For the string "ΩΠLΨ", state the number of lines in the data that contain it, and nothing else.

*** Opening Data records ***

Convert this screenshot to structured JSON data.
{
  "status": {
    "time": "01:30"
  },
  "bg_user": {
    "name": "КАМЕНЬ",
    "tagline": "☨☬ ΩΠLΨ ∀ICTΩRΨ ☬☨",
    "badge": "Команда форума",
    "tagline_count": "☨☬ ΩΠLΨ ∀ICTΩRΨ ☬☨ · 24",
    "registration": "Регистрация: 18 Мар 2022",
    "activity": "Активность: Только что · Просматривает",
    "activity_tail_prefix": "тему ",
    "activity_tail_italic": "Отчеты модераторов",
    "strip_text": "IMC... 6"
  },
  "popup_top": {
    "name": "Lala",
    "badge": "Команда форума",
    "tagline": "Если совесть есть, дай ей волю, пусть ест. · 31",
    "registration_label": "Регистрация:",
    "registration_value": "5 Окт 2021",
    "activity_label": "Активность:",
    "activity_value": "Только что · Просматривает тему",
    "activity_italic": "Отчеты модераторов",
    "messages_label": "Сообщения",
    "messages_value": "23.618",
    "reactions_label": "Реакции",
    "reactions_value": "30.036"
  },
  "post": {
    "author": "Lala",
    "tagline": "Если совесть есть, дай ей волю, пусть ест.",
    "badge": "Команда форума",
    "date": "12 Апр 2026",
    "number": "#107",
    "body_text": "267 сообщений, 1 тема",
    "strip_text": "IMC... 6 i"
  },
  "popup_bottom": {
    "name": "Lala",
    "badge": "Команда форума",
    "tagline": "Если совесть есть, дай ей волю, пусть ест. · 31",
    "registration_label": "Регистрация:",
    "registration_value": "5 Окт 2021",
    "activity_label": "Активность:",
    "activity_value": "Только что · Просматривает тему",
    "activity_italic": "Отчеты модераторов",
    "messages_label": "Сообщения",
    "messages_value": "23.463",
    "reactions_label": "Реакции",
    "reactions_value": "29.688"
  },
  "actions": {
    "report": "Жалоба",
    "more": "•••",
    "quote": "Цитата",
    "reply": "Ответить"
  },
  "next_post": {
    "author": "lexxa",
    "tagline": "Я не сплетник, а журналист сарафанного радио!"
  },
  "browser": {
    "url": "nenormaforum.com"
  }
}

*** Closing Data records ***

• _Answer space_: 2